SOURCE INFORMATION –
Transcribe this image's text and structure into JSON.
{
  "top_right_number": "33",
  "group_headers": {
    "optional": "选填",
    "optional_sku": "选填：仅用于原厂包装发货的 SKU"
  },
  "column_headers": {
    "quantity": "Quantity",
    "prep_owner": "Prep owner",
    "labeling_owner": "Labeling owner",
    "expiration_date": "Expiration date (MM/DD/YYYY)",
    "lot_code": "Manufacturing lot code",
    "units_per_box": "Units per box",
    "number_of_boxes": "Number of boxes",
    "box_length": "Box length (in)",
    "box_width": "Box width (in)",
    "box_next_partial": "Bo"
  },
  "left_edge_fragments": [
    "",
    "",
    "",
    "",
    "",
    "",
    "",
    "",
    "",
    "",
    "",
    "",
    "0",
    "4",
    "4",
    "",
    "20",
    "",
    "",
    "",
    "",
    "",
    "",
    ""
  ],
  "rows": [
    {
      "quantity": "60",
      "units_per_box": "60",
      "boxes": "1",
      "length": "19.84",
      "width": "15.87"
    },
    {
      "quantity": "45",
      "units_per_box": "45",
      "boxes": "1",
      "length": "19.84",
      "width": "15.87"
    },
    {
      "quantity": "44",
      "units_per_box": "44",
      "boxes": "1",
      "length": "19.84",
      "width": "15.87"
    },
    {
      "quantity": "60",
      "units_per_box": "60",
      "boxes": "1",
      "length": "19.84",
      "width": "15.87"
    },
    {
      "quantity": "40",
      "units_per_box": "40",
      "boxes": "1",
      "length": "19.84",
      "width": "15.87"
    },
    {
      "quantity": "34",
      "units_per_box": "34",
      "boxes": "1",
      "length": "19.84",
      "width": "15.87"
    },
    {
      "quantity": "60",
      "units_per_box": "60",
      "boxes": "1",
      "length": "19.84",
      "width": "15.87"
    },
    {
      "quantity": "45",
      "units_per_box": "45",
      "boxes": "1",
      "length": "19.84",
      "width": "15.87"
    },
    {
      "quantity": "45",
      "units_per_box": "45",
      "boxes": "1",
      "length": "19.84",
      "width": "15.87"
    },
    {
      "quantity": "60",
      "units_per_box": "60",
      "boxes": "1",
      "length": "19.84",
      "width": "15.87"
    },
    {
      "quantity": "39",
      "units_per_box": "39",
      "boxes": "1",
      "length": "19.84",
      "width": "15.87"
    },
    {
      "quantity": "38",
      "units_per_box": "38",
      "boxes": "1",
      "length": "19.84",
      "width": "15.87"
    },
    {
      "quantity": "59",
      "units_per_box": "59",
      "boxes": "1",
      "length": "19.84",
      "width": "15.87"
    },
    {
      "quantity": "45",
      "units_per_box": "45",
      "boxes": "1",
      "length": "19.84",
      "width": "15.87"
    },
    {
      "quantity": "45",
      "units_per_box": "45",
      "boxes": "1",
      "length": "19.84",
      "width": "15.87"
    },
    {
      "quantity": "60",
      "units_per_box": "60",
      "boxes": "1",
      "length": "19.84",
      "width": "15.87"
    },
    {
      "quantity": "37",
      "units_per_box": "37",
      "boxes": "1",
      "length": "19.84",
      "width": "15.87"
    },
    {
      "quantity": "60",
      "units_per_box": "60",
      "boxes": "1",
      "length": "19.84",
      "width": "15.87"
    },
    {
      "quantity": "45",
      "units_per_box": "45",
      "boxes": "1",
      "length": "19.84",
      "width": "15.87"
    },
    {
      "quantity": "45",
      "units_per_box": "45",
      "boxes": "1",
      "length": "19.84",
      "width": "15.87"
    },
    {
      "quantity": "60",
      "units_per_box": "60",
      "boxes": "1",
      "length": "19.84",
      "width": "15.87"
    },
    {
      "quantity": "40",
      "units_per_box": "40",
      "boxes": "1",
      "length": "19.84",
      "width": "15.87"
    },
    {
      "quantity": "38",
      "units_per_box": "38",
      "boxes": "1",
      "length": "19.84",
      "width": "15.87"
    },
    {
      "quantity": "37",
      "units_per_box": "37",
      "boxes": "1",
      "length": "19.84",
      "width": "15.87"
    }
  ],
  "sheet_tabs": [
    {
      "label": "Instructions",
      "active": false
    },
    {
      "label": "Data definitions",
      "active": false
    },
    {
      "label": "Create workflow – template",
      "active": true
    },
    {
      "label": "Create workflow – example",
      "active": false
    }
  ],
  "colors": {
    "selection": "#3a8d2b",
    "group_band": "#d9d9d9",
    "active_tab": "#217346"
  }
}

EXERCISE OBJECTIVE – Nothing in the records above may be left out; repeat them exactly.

ANSWER SECTION –
Transcribe this image's text and structure into JSON.
{
  "top_right_number": "33",
  "group_headers": {
    "optional": "选填",
    "optional_sku": "选填：仅用于原厂包装发货的 SKU"
  },
  "column_headers": {
    "quantity": "Quantity",
    "prep_owner": "Prep owner",
    "labeling_owner": "Labeling owner",
    "expiration_date": "Expiration date (MM/DD/YYYY)",
    "lot_code": "Manufacturing lot code",
    "units_per_box": "Units per box",
    "number_of_boxes": "Number of boxes",
    "box_length": "Box length (in)",
    "box_width": "Box width (in)",
    "box_next_partial": "Bo"
  },
  "left_edge_fragments": [
    "",
    "",
    "",
    "",
    "",
    "",
    "",
    "",
    "",
    "",
    "",
    "",
    "0",
    "4",
    "4",
    "",
    "20",
    "",
    "",
    "",
    "",
    "",
    "",
    ""
  ],
  "rows": [
    {
      "quantity": "60",
      "units_per_box": "60",
      "boxes": "1",
      "length": "19.84",
      "width": "15.87"
    },
    {
      "quantity": "45",
      "units_per_box": "45",
      "boxes": "1",
      "length": "19.84",
      "width": "15.87"
    },
    {
      "quantity": "44",
      "units_per_box": "44",
      "boxes": "1",
      "length": "19.84",
      "width": "15.87"
    },
    {
      "quantity": "60",
      "units_per_box": "60",
      "boxes": "1",
      "length": "19.84",
      "width": "15.87"
    },
    {
      "quantity": "40",
      "units_per_box": "40",
      "boxes": "1",
      "length": "19.84",
      "width": "15.87"
    },
    {
      "quantity": "34",
      "units_per_box": "34",
      "boxes": "1",
      "length": "19.84",
      "width": "15.87"
    },
    {
      "quantity": "60",
      "units_per_box": "60",
      "boxes": "1",
      "length": "19.84",
      "width": "15.87"
    },
    {
      "quantity": "45",
      "units_per_box": "45",
      "boxes": "1",
      "length": "19.84",
      "width": "15.87"
    },
    {
      "quantity": "45",
      "units_per_box": "45",
      "boxes": "1",
      "length": "19.84",
      "width": "15.87"
    },
    {
      "quantity": "60",
      "units_per_box": "60",
      "boxes": "1",
      "length": "19.84",
      "width": "15.87"
    },
    {
      "quantity": "39",
      "units_per_box": "39",
      "boxes": "1",
      "length": "19.84",
      "width": "15.87"
    },
    {
      "quantity": "38",
      "units_per_box": "38",
      "boxes": "1",
      "length": "19.84",
      "width": "15.87"
    },
    {
      "quantity": "59",
      "units_per_box": "59",
      "boxes": "1",
      "length": "19.84",
      "width": "15.87"
    },
    {
      "quantity": "45",
      "units_per_box": "45",
      "boxes": "1",
      "length": "19.84",
      "width": "15.87"
    },
    {
      "quantity": "45",
      "units_per_box": "45",
      "boxes": "1",
      "length": "19.84",
      "width": "15.87"
    },
    {
      "quantity": "60",
      "units_per_box": "60",
      "boxes": "1",
      "length": "19.84",
      "width": "15.87"
    },
    {
      "quantity": "37",
      "units_per_box": "37",
      "boxes": "1",
      "length": "19.84",
      "width": "15.87"
    },
    {
      "quantity": "60",
      "units_per_box": "60",
      "boxes": "1",
      "length": "19.84",
      "width": "15.87"
    },
    {
      "quantity": "45",
      "units_per_box": "45",
      "boxes": "1",
      "length": "19.84",
      "width": "15.87"
    },
    {
      "quantity": "45",
      "units_per_box": "45",
      "boxes": "1",
      "length": "19.84",
      "width": "15.87"
    },
    {
      "quantity": "60",
      "units_per_box": "60",
      "boxes": "1",
      "length": "19.84",
      "width": "15.87"
    },
    {
      "quantity": "40",
      "units_per_box": "40",
      "boxes": "1",
      "length": "19.84",
      "width": "15.87"
    },
    {
      "quantity": "38",
      "units_per_box": "38",
      "boxes": "1",
      "length": "19.84",
      "width": "15.87"
    },
    {
      "quantity": "37",
      "units_per_box": "37",
      "boxes": "1",
      "length": "19.84",
      "width": "15.87"
    }
  ],
  "sheet_tabs": [
    {
      "label": "Instructions",
      "active": false
    },
    {
      "label": "Data definitions",
      "active": false
    },
    {
      "label": "Create workflow – template",
      "active": true
    },
    {
      "label": "Create workflow – example",
      "active": false
    }
  ],
  "colors": {
    "selection": "#3a8d2b",
    "group_band": "#d9d9d9",
    "active_tab": "#217346"
  }
}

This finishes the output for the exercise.